"He's such a tough guy to read," Jeffrey said. "You know he's quick. That's the report everyone has. He's got that quick glove, and he moves side to side so well."
Fleury's bag of tricks, however, has expanded.
Islanders center John Tavares, among the league's best scorers, found out the hard way Thursday at Consol Energy Center. With a chance to send the shootout to a fourth round, Tavares attempted to deke Fleury.
The goaltender, in one of his favorite moves, used a poke check to thwart Tavares and end the game.
"It's just another wrinkle," Jeffrey said. "It just makes him harder to deal with."
The Penguins profess complete confidence in Fleury now more than ever, and for good reason. Following last season's poor start, he has been among the game's best goaltenders. He became an MVP candidate last season and is off to a 7-2 start.
"I can barely remember when he wasn't playing like this," defenseman Ben Lovejoy said. "He obviously didn't have the start he wanted last year. Ever since then, he's been the best goalie I've ever seen."
Fleury has rejected all five shooters he's faced in shootouts this season, and although the Penguins have altered their overtime approach -- going conservative to force a shootout hasn't entered their minds yet -- they always know a victory is possible when a shootout begins.
"You always want to win in regulation," Lovejoy said. "But when we go to a shootout, we have so much confidence in him. We've got some shooters who have been pretty money for us. That, along with how he's playing in net, gives you that confidence."
Fleury enjoys shootout drills in practice seemingly more than anyone, often taking time to taunt shooters he has just stoned with an array of antics. He is always having fun in these drills, which perhaps translates to games.
"I am (having fun) when we win," he said. "It's different. I fool around with the guys in practice, but I see them every day. When it comes to comes, I have fun with it, but I have to stay focused and patient."
Whatever philosophy he's using is certainly working.

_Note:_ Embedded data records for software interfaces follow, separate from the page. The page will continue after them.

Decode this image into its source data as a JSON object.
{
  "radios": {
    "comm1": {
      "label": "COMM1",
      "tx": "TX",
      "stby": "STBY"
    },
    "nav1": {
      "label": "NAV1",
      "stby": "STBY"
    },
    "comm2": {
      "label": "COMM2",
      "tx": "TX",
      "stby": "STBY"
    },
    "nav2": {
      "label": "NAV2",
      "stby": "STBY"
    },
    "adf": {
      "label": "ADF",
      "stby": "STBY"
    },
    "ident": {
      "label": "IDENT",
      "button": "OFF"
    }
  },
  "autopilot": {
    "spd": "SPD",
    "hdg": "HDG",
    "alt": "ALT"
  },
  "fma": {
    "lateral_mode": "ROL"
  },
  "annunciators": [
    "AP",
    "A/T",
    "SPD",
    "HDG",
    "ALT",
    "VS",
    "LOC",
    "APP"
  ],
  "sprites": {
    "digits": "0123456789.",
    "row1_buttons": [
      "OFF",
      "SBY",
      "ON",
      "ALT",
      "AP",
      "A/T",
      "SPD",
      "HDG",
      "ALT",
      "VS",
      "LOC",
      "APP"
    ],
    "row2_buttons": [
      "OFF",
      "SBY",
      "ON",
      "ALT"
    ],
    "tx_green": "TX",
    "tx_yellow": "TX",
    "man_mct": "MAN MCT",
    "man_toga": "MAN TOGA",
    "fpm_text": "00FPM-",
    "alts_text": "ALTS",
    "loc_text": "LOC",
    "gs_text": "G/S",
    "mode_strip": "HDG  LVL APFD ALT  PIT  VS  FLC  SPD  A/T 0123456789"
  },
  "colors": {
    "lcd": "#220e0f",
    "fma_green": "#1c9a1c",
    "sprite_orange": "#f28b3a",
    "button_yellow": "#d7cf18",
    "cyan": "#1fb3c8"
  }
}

The goalie who struggled early in his career in shootouts, much like the goalie who struggled last October, is a distant memory.
"We can take chances in overtime because we've got Flower back there," Jeffrey said. "And when it gets to the shootout, you know how good he is."Additional Information:
Penguins game day
at MAPLE LEAFS
7 p.m. today, at Toronto, Air Canada Center
TV/radio: Root Sports/WXDX-FM (105.9), Penguins Radio Network
Last year's records: Penguins 49-25-8; Maple Leafs 37-34-11
Notable: Penguins right wing James Neal and Maple Leafs right wing Phil Kessel are tied for the league lead in goals with nine. Kessel leads the NHL with 16 points.
Puck stops here
Marc-Andre Fleury isn't just one of the NHL's best goalies but has also become almost unbeatable in shootouts, showing notable progression throughout his career.
Year, Record in shootouts, Saves, Goals, Shootout save percentage
2011-12, 2-0, 5, 0, 1.000
2010-11, 8-2, 38, 6, .842
2009-10, 6-2, 23, 6, .739
2008-09, 3-4, 22, 6, .727
2007-08, 1-0, 3, 0, 1.000
2006-07, 9-5, 39, 9, .769
2005-06, 0-2, 5, 4, .200
Totals, 29-15, 135, 31, .813